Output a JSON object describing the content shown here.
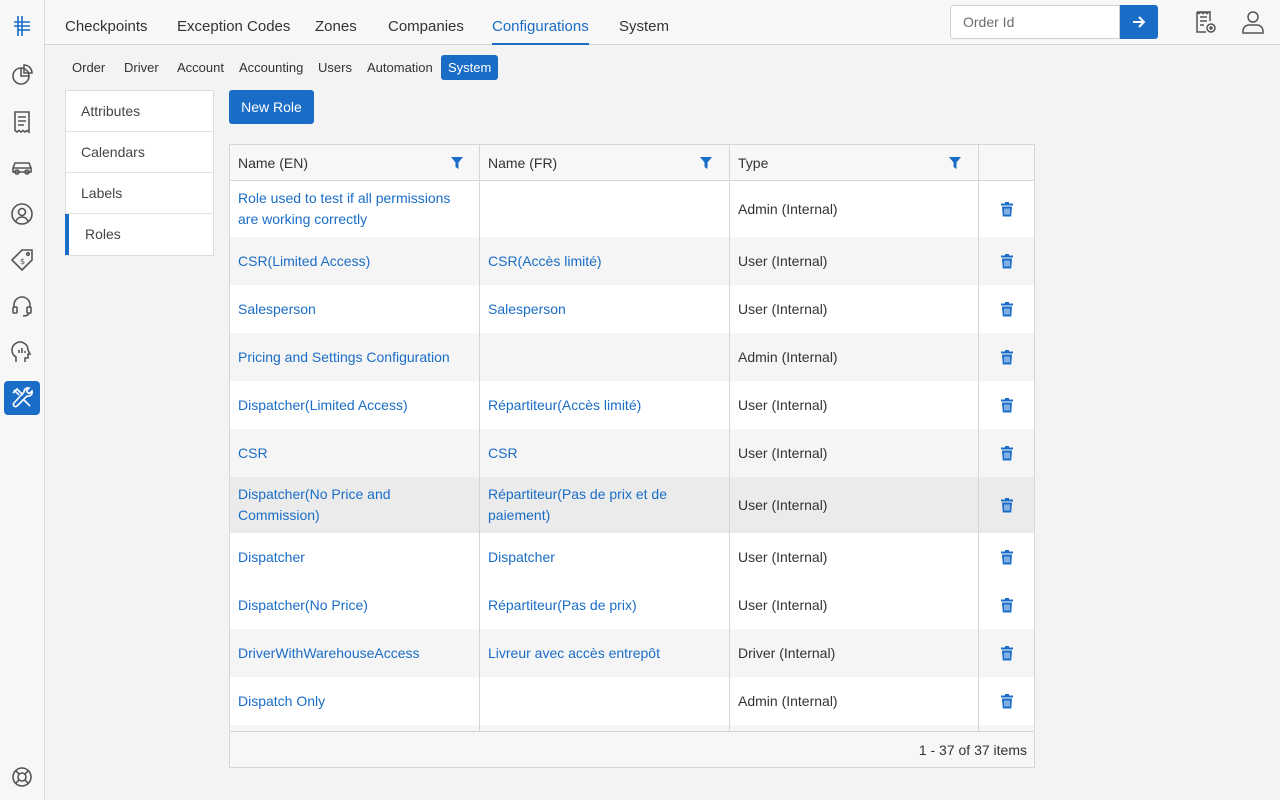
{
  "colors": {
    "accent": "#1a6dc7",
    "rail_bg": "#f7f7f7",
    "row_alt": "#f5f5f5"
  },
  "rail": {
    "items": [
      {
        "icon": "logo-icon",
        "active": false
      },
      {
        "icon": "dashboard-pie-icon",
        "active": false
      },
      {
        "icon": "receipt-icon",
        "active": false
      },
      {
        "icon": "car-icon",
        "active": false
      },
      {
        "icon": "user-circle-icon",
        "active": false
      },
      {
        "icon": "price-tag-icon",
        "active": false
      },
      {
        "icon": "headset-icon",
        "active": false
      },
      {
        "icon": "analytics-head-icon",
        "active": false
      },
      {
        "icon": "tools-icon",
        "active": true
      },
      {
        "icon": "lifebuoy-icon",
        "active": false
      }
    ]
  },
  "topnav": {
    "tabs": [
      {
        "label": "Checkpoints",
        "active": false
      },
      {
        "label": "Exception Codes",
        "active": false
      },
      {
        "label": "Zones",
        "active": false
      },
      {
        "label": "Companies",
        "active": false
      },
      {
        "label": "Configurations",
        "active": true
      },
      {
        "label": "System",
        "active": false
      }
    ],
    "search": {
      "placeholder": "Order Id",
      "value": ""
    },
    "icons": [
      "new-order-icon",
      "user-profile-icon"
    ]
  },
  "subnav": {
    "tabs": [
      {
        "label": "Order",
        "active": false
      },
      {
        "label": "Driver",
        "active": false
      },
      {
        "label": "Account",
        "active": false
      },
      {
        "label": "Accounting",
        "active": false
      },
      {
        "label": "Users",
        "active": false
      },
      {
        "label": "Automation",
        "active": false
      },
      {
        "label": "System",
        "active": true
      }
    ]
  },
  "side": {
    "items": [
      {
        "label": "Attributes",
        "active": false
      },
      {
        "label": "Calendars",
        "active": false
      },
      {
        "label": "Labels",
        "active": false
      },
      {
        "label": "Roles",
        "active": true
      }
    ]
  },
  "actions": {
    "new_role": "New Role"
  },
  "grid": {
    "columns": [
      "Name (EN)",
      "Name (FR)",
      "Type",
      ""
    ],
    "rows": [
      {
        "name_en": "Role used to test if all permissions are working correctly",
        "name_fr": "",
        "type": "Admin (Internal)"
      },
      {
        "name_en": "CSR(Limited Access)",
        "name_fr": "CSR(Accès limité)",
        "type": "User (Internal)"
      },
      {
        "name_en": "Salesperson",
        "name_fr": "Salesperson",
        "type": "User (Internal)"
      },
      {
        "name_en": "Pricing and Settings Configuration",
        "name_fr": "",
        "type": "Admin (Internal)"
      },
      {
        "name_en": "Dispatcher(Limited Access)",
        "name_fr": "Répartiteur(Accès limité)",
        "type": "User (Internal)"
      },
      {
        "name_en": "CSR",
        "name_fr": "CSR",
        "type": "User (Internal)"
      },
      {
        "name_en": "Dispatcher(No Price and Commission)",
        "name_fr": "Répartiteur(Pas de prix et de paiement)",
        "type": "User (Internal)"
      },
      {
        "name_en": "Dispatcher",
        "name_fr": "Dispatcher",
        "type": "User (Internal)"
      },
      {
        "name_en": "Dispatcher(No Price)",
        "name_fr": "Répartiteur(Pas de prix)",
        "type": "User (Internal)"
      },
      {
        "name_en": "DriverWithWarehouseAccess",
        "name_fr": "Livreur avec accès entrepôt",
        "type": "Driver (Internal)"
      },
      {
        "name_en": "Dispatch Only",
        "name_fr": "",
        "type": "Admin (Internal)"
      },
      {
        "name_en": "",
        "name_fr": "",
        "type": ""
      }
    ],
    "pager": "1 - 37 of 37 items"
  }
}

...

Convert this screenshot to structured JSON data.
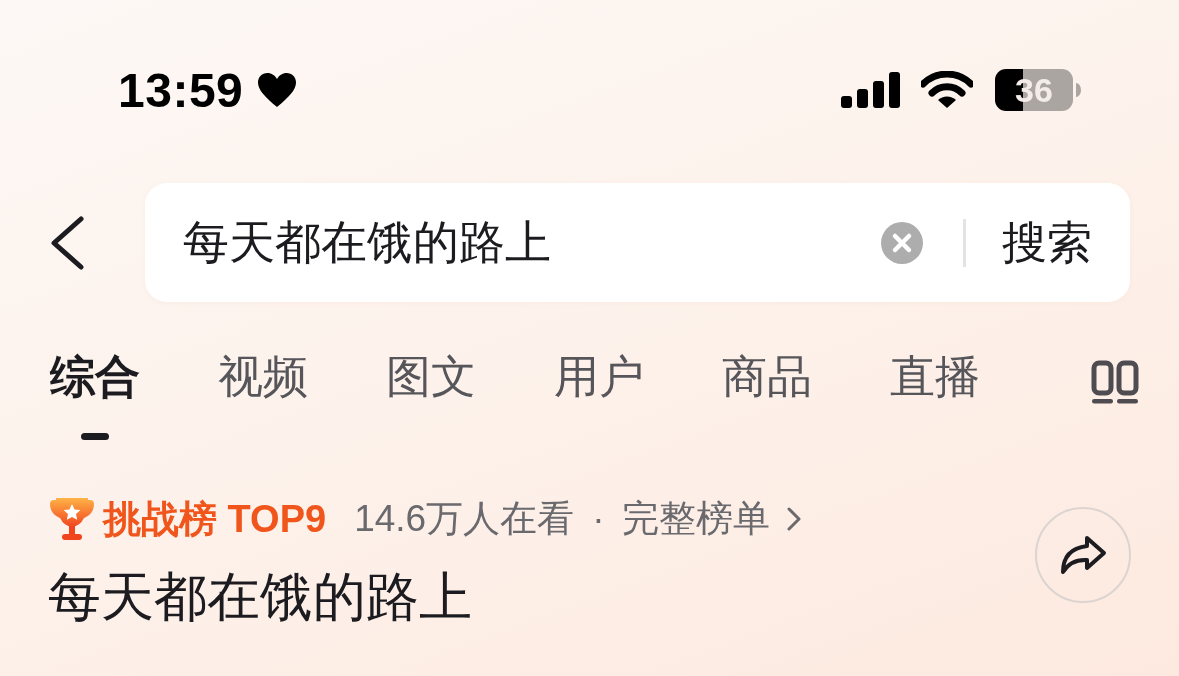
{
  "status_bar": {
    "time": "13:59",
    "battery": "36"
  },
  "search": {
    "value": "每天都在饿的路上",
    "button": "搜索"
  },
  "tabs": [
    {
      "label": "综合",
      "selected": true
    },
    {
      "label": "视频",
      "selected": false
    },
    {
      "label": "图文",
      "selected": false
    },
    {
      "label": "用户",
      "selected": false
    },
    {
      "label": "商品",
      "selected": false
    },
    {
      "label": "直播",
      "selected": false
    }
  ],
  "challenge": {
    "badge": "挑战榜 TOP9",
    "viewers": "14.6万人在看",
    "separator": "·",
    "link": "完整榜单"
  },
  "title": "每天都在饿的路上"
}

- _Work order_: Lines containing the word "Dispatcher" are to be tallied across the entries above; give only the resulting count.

- _Answer to the exercise_: 5